... or should I just say the lost ability to have a conversation?
I'm having a great time in Argentina, but I miss some things from back home. Of course, I miss my family and my friends - that goes without saying.
But the other thing I'm missing is the day to day conversations that I usually have with a variety of people. Don't get me wrong - John and I are still speaking to each other!!! But he leaves for work around 7:30 am and doesn't get home til around 6:30 pm or later. And I don't think it's healthy to have one person as your sole social partner.
My plans for this trip came together rather quickly, and we were uncertain as to whether we would be based in Buenos Aires or Cordoba, so there wasn't a lot of time to do much research beforehand. I knew almost no Spanish, but last year I was able to travel throughout Europe and was able to find people who spoke English almost everywhere I went.

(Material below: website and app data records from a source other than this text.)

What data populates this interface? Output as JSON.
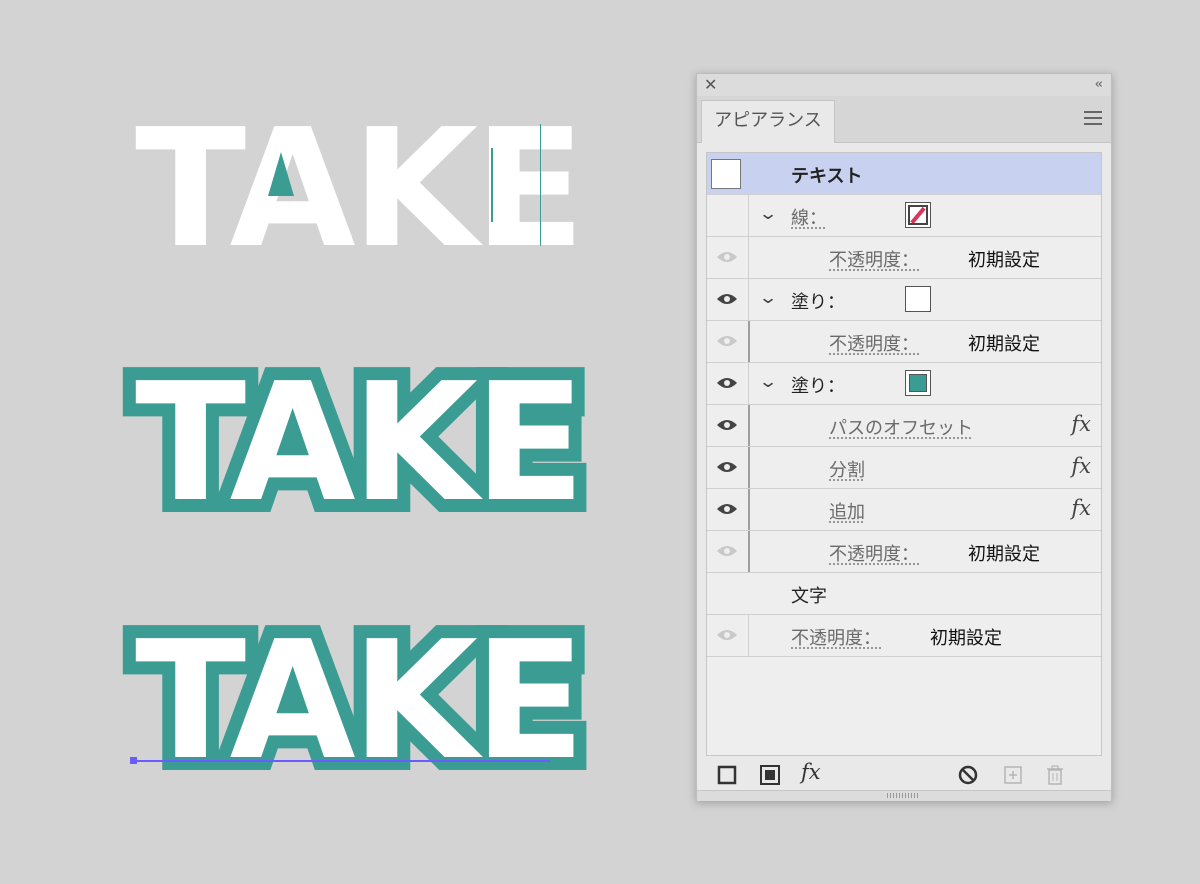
{
  "artwork": {
    "word_top": "TAKE",
    "word_middle": "TAKE",
    "word_bottom": "TAKE",
    "colors": {
      "teal": "#3b9c93",
      "text_fill": "#ffffff",
      "selection": "#6b5cff"
    }
  },
  "panel": {
    "tab_label": "アピアランス",
    "header_icons": {
      "close": "close-icon",
      "collapse": "collapse-icon",
      "menu": "menu-icon"
    },
    "rows": {
      "object": {
        "label": "テキスト"
      },
      "stroke": {
        "label": "線："
      },
      "stroke_opacity": {
        "label": "不透明度：",
        "value": "初期設定"
      },
      "fill1": {
        "label": "塗り："
      },
      "fill1_opacity": {
        "label": "不透明度：",
        "value": "初期設定"
      },
      "fill2": {
        "label": "塗り："
      },
      "effect_offset": {
        "label": "パスのオフセット",
        "fx": "fx"
      },
      "effect_divide": {
        "label": "分割",
        "fx": "fx"
      },
      "effect_add": {
        "label": "追加",
        "fx": "fx"
      },
      "fill2_opacity": {
        "label": "不透明度：",
        "value": "初期設定"
      },
      "characters": {
        "label": "文字"
      },
      "object_opacity": {
        "label": "不透明度：",
        "value": "初期設定"
      }
    },
    "footer_icons": [
      "add-stroke-icon",
      "add-fill-icon",
      "fx-icon",
      "clear-appearance-icon",
      "duplicate-item-icon",
      "delete-icon"
    ],
    "footer_fx": "fx",
    "selected_row_color": "#c8d1ef"
  }
}
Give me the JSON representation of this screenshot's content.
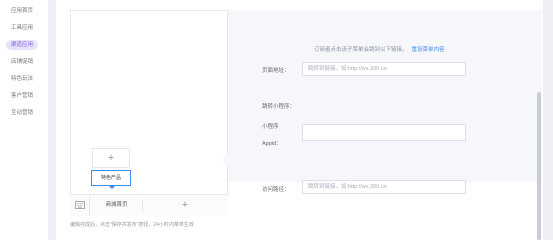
{
  "sidebar": {
    "items": [
      {
        "label": "应用首页",
        "active": false
      },
      {
        "label": "工具应用",
        "active": false
      },
      {
        "label": "渠道应用",
        "active": true
      },
      {
        "label": "店铺促销",
        "active": false
      },
      {
        "label": "特色玩法",
        "active": false
      },
      {
        "label": "客户营销",
        "active": false
      },
      {
        "label": "互动营销",
        "active": false
      }
    ]
  },
  "preview": {
    "menu_add_symbol": "+",
    "submenu_item": "特色产品",
    "bottom_menu": {
      "keyboard_icon": "keyboard-icon",
      "item1": "商城首页",
      "item2_symbol": "+"
    }
  },
  "settings": {
    "tip_text": "订阅者点击该子菜单会跳到以下链接。",
    "tip_link": "重设菜单内容",
    "page_url_label": "页面地址：",
    "page_url_placeholder": "跳转到链接，如:http://wx.300.cn",
    "mini_program_label": "跳转小程序：",
    "appid_label_line1": "小程序",
    "appid_label_line2": "Appid：",
    "appid_value": "",
    "path_label": "访问路径：",
    "path_placeholder": "跳转到链接，如:http://wx.300.cn"
  },
  "footer_note": "编辑完成后，点击“保存并发布”按钮，24小时内菜单生效",
  "colors": {
    "accent": "#7a64d8",
    "link": "#3f8cf0",
    "active_bg": "#e7e3fb"
  }
}
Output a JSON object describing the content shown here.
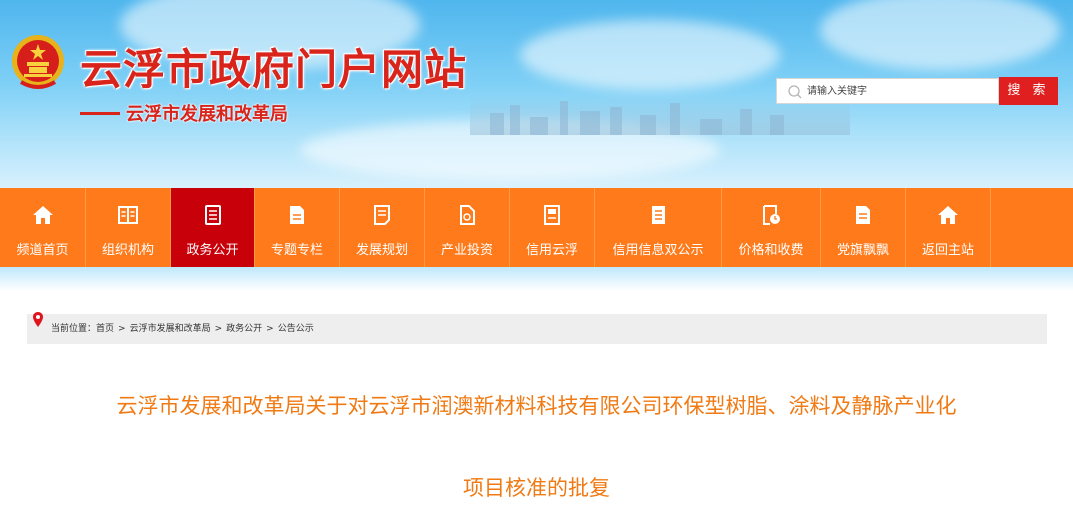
{
  "header": {
    "site_title": "云浮市政府门户网站",
    "site_subtitle": "云浮市发展和改革局",
    "emblem_icon": "national-emblem-icon"
  },
  "search": {
    "placeholder": "请输入关键字",
    "button_label": "搜 索"
  },
  "nav": {
    "items": [
      {
        "label": "频道首页",
        "icon": "home-icon"
      },
      {
        "label": "组织机构",
        "icon": "book-icon"
      },
      {
        "label": "政务公开",
        "icon": "document-icon",
        "active": true
      },
      {
        "label": "专题专栏",
        "icon": "document-icon"
      },
      {
        "label": "发展规划",
        "icon": "document-icon"
      },
      {
        "label": "产业投资",
        "icon": "document-icon"
      },
      {
        "label": "信用云浮",
        "icon": "document-icon"
      },
      {
        "label": "信用信息双公示",
        "icon": "document-icon"
      },
      {
        "label": "价格和收费",
        "icon": "document-clock-icon"
      },
      {
        "label": "党旗飘飘",
        "icon": "document-icon"
      },
      {
        "label": "返回主站",
        "icon": "home-icon"
      }
    ]
  },
  "breadcrumb": {
    "prefix": "当前位置：",
    "items": [
      "首页",
      "云浮市发展和改革局",
      "政务公开",
      "公告公示"
    ],
    "separator": ">"
  },
  "article": {
    "title_line1": "云浮市发展和改革局关于对云浮市润澳新材料科技有限公司环保型树脂、涂料及静脉产业化",
    "title_line2": "项目核准的批复"
  },
  "colors": {
    "nav_bg": "#ff7a1a",
    "nav_active": "#c8000a",
    "title_red": "#d9241c",
    "article_title": "#f07a14",
    "search_button": "#e02020"
  }
}
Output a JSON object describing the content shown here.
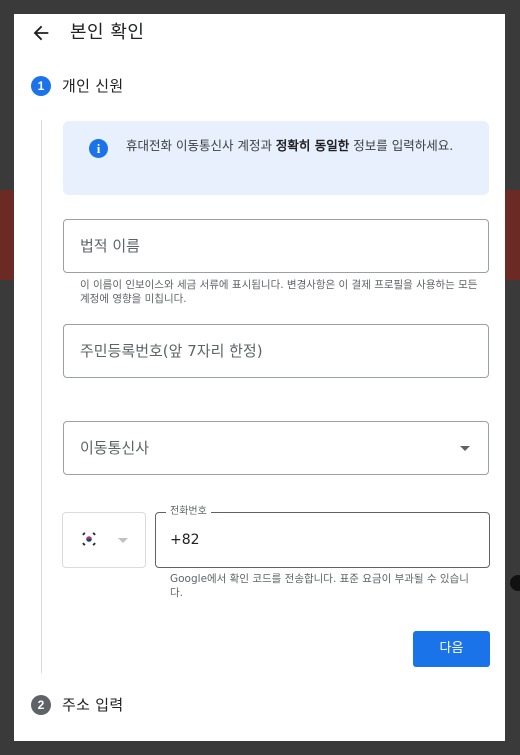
{
  "header": {
    "title": "본인 확인",
    "back_icon": "arrow-back-icon"
  },
  "steps": [
    {
      "number": "1",
      "label": "개인 신원"
    },
    {
      "number": "2",
      "label": "주소 입력"
    }
  ],
  "info": {
    "icon_text": "i",
    "text_pre": "휴대전화 이동통신사 계정과 ",
    "text_bold": "정확히 동일한",
    "text_post": " 정보를 입력하세요."
  },
  "form": {
    "legal_name": {
      "placeholder": "법적 이름",
      "helper": "이 이름이 인보이스와 세금 서류에 표시됩니다. 변경사항은 이 결제 프로필을 사용하는 모든 계정에 영향을 미칩니다."
    },
    "rrn": {
      "placeholder": "주민등록번호(앞 7자리 한정)"
    },
    "carrier": {
      "placeholder": "이동통신사"
    },
    "phone": {
      "country_flag": "kr-flag-icon",
      "label": "전화번호",
      "value": "+82",
      "helper": "Google에서 확인 코드를 전송합니다. 표준 요금이 부과될 수 있습니다."
    }
  },
  "actions": {
    "next_label": "다음"
  },
  "colors": {
    "accent": "#1a73e8",
    "info_bg": "#e8f0fe",
    "step_inactive": "#5f6368"
  }
}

In Argentina, it's been more of a challenge. Very very few people speak English, so the chances of running into someone in a store who speaks English and having a quick conversation are almost nil. I'm working away at learning Spanish, but I"m still far from having any sort of conversational fluency. It's mostly nouns and a lot of pointing. Sort of Tarzan's version of English. In BA, I was in the grocery store one afternoon and heard a number of people speaking English. They were a group of young Canadians who were part of the cast of Disney on Ice, who had just arrived in BA for a few weeks. They were stocking up on groceries for their residence, and I spoke to a few girls in the checkout ahead of me who were from Charlottetown, Saskatoon and Toronto. It was such a treat to just be able to talk to someone for a few minutes, and not struggle to understand and be understood.
I'm used to being very social and heading out with friends for a movie, a round of golf , dinner or a game of scrabble. It's been difficult not to be able to do that here, except when John is available. I didn't think it would be easy to meet people in Argentina, but I had no idea it would be this tough.
My strategy this morning was to search out expat websites and blogs from other people in Argentina to see if I could meet some people that way. So far, no luck. Most of the blogs are from people who are in BA, or were here but have already left. Frustrating!
I need to have a better strategy when I come back in October. Right now it is winter time, which is pretty quiet in terms of tourists. When I come back, it will be summer here so there may be more people sitting at outdoor cafes and out in the parks. But I don't want to look like a stalker, lurking about and waiting to hear someone speaking English. I've thought about signing up for Spanish lessons so I can meet other people who are learning the language. When I went to the school to see about lessons for this week, only one other person was taking lessons. There seems to be a very strong expat community in BA but not so much here in Cordoba. Besides moving to BA, any other ideas??? I'd love to hear strategies that other people have used.